In the paper, Education|Evolving co-founder Kolderie asserts:
The system reforms taking place—including institutional innovations like chartering laws and open enrollment—make improvement increasingly necessary; make change increasingly possible. But they are only half the strategy. To meet its goals this country must next undertake a serious effort to develop new forms of school and schooling. It is time to redirect K-12 policy toward innovation.
So what did these students think of the assertions in “The Other Half?” Did they see real innovations in their high schools? If their experiences were unusual, what difference did it make as they went on to college?
Note the pattern in their responses and how often motivation shows up as a factor related to their learning. In their own words they explain:
How an innovative atmosphere created “space,” opportunity to take a different path;
How they built more self-confidence;
How self-direction bred a “can-do” attitude;
How their perspectives widened even as they started with their own interests and talents;
How working at their own pace didn’t render them “slow,” but boosted their confidence;
How they learned to build supportive relationships; and
How knowing how to adapt to new technologies influenced their college success.
Sophomore International Studies Major at University of California San Diego
“New advances in technology, pop culture and the global community as a whole are making kids learn how to make better decisions in a quick-paced environment… The ones who know how to adapt the quickest gain an edge.”
“It is hard to capture the attention and interest of the youth of today, especially with what has become the standard method of teaching. Today’s students need so much more motivation to learn. Getting students involved with hands on experience in their field is very pivotal.”
“When we started the school year we knew what we had to accomplish before we could move out of that level.
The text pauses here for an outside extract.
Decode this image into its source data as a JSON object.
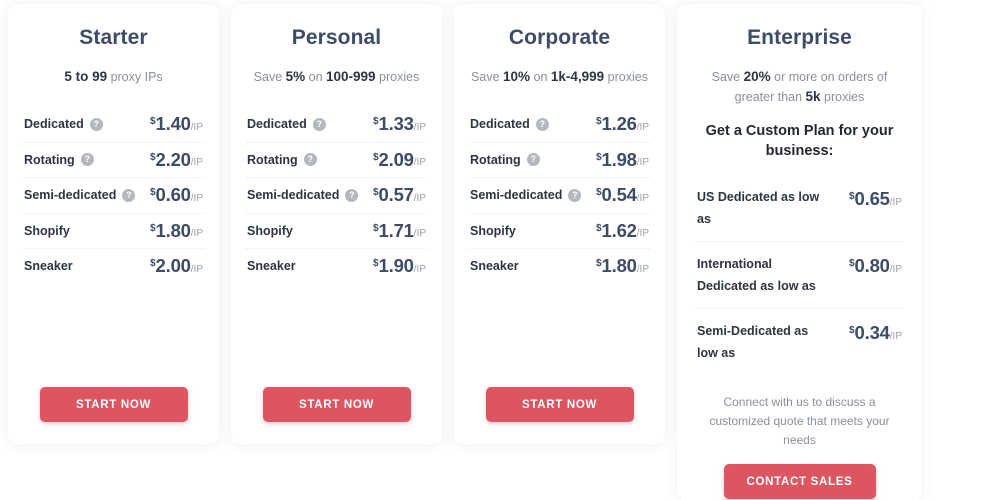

We as students found this type of teaching and learning style to be motivating. When students are allowed to learn at their own pace they feel empowered and find a love of learning.”